The commission noted that Europe was nowhere near a recession itself, but warned that an actual recession in the United States – along with a weak dollar and soaring commodity prices – would combine to hurt exports out of the Eurozone.
"The negative impact on euro-area exports is likely to be larger in the future than it has been in the recent past, due to the usual lags in the reaction of trade to exchange rate developments and cooling global growth," the commission concluded.
Just last week, for instance, Airbus S.A.S., the world’s largest commercial aircraft manufacturer, was forced to raise the price of several of its jetliners, including its A380 super jumbo. The chief culprits: The falling U.S. dollar and higher expenses for such key commodities as steel and aluminum.

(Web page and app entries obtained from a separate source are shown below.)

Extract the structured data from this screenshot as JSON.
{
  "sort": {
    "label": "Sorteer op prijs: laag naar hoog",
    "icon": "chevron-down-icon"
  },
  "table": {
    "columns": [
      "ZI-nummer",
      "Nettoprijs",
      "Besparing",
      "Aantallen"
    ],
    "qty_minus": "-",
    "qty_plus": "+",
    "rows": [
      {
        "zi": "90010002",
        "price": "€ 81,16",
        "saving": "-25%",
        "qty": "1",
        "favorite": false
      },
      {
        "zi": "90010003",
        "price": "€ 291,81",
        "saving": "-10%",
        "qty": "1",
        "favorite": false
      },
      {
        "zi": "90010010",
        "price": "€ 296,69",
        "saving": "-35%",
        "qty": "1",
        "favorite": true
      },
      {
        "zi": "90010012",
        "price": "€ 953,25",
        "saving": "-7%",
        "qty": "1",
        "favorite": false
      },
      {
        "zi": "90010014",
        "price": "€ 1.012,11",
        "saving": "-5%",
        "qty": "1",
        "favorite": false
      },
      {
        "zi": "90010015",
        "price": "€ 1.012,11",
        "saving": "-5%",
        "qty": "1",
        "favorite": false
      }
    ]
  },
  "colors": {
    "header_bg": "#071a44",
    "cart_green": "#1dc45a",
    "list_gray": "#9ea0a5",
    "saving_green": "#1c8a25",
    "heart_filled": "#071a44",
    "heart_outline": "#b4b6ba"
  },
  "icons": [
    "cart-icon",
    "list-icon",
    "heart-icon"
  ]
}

Still, the commission remains more concerned with inflation, which it considers "the main problem that we have to face in the short term." According to the commission, inflation will climb to 3.2% this year, more than it previously forecast and well outside the group’s comfort zone of just under 2%. Inflation is expected to throttle back to the 2.2% level late in 2009.
According to the EC, nominal compensation per employee grew an average of 2.5% per year in the euro area over the past decade. By keeping inflation below 2%, the group wanted to ensure that some room was left for increases in real income.
"However, the recent sharp rises in food and energy prices have depressed households' purchasing power and consumer spending in the last quarter of 2007 and are expected to continue to do so during most of 2008," the commission said.
An Uphill Battle for the ECB
The European Central Bank (ECB) has remained hawkish on inflation, holding its benchmark interest rate steady at 4.0% – despite an aggressive string of rate cuts that has left the U.S. Federal Funds Rate at 2.25%, and an expectation that American central bank policymakers. But so far, the ECB’s high-interest-rate policy seems to have had little effect on soaring prices.
Because they are priced in U.S. dollars, key commodities have been rising in response to the greenback’s slide. As a result, Eurozone inflation hit 3.6% in March -the highest reading for that measure since the founding of the European Union in 1997.
ECB president Jean-Claude Trichet recently described the current economic situation as "very challenging," but said he was convinced that Europe can "meet those challenges thanks to its stability-orientated monetary policy strategy."
However, French Economy Minister Christine Lagarde is one member of a growing constituency that thinks the gap between interest rates is too big.
"We are in a delicate situation where we have, on the one hand, an American Federal (Reserve) which has a policy of very low rates and a European Central Bank which has maintained high interest rates," Lagarde told LCI television and RTL radio. "The differential in interest between the two, it seems to me, is a little too big at the moment."
Of course, many analysts anticipate Fed Chairman Ben S. Bernanke will announce another quarter point cut rate cut after policymakers meet today (Tuesday) and tomorrow.
The euro hit a new all-time high of $1.6018 last week, after the dollar rebounded for much of the month.
News and Related Story Links:
Spring Economic Forecast 2008/09
New York Times:
Weak Dollar Forces Airbus to Raise Price for Jet
Fed Will Grab Headlines This Week With "Last Hurrah" Interest-Rate Cut; Key GDP Stats Also Anticipated
BOE Cuts Rate, ECB Holds Steady